A junior trainee in distress has asked to speak to you regarding a medical error she has committed that has resulted in a life-threatening adverse outcome for the patient.
Outline the key points of the initial discussion with the trainee.
Answer and interpretation
The key points that the candidate needs to cover are:1. Facilitating the initial critical incident debrief of the Registrar and allowing him/her to vent and tell his/her version of events2. Ensuring there is ongoing psychological and emotional support for the Registrar
- Give him/her the option of standing down for the rest of the shift or providing
- support if he/she chooses to stay
- Arranging a mentor within the department (eg SOT)
- Ensuring there is back-up from friends/family at home
- Offering professional counselling
3. Providing advice on the medico-legal process that will ensue
- Open disclosure with family
- Need for comprehensive and accurate documentation in records and factual account for registrar’s own records
- Early contact with medical defence organisation and hospital medico-legal advisors

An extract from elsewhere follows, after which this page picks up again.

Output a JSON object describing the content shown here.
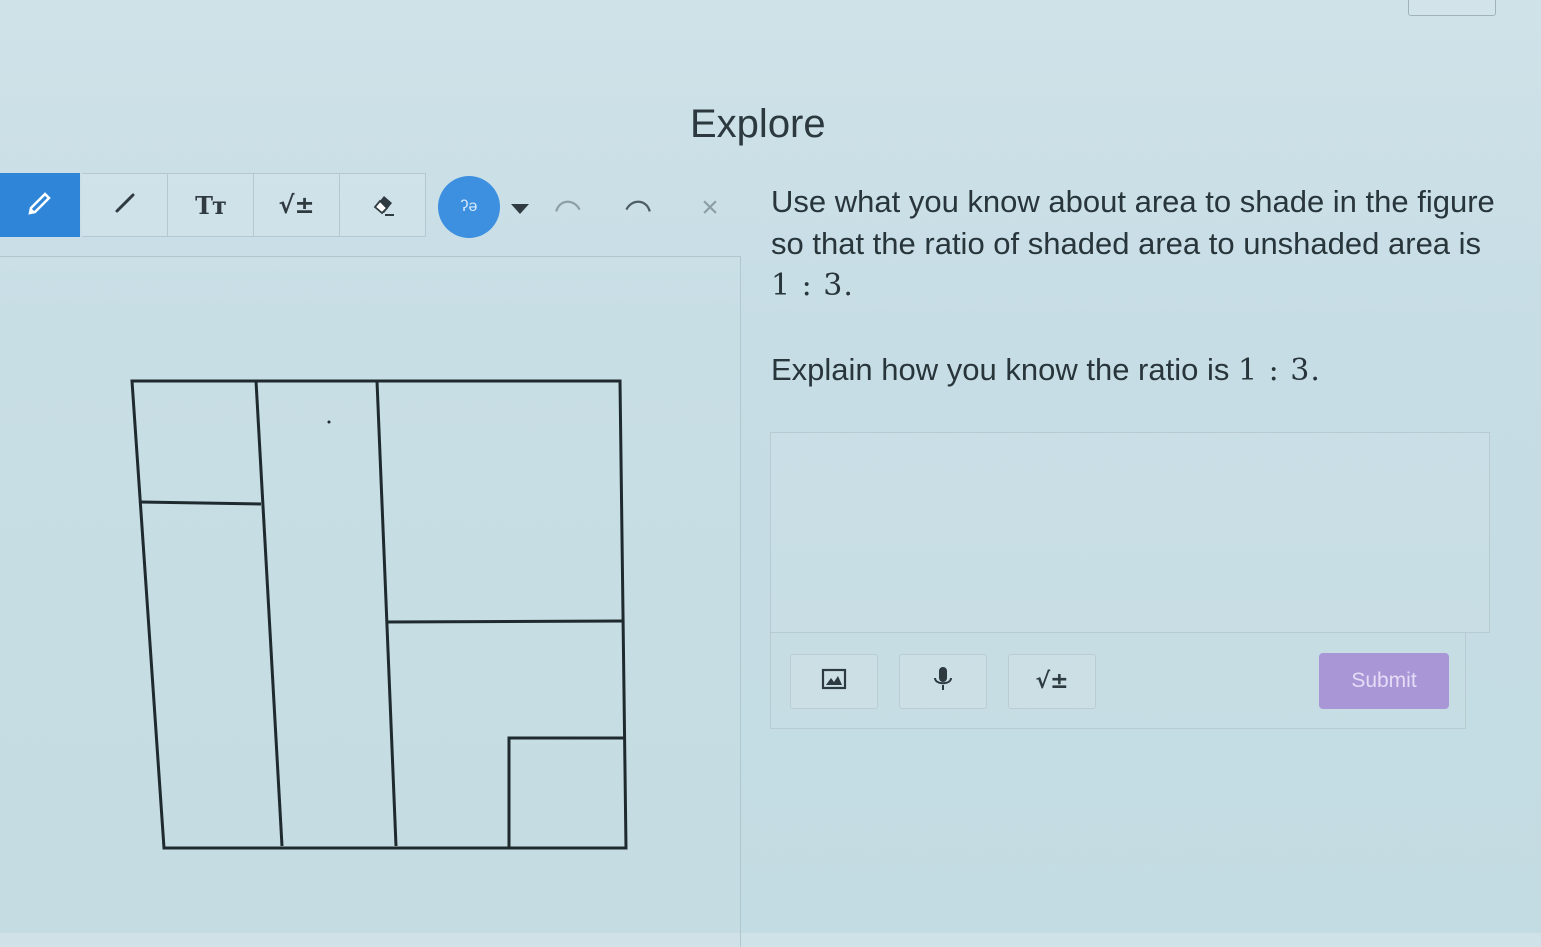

- Reporting to coroner if/when the patient dies
- The event will be the subject of a Root Cause Analysis by the hospital
4. Counselling with regards to future career and training
5. Arrange follow-up meeting with mentor and departmental head for next day
Chris is an Intensivist and ECMO specialist at the Alfred ICU in Melbourne. He is also a Clinical Adjunct Associate Professor at Monash University. He is a co-founder of the Australia and New Zealand Clinician Educator Network (ANZCEN) and is the Lead for the ANZCEN Clinician Educator Incubator programme. He is on the Board of Directors for the Intensive Care Foundation and is a First Part Examiner for the College of Intensive Care Medicine. He is an internationally recognised Clinician Educator with a passion for helping clinicians learn and for improving the clinical performance of individuals and collectives.
After finishing his medical degree at the University of Auckland, he continued post-graduate training in New Zealand as well as Australia’s Northern Territory, Perth and Melbourne. He has completed fellowship training in both intensive care medicine and emergency medicine, as well as post-graduate training in biochemistry, clinical toxicology, clinical epidemiology, and health professional education.
He is actively involved in in using translational simulation to improve patient care and the design of processes and systems at Alfred Health. He coordinates the Alfred ICU’s education and simulation programmes and runs the unit’s education website, INTENSIVE. He created the ‘Critically Ill Airway’ course and teaches on numerous courses around the world. He is one of the founders of the FOAM movement (Free Open-Access Medical education) and is co-creator of litfl.com, the RAGE podcast, the Resuscitology course, and the SMACC conference.
His one great achievement is being the father of three amazing children.
On Twitter, he is @precordialthump.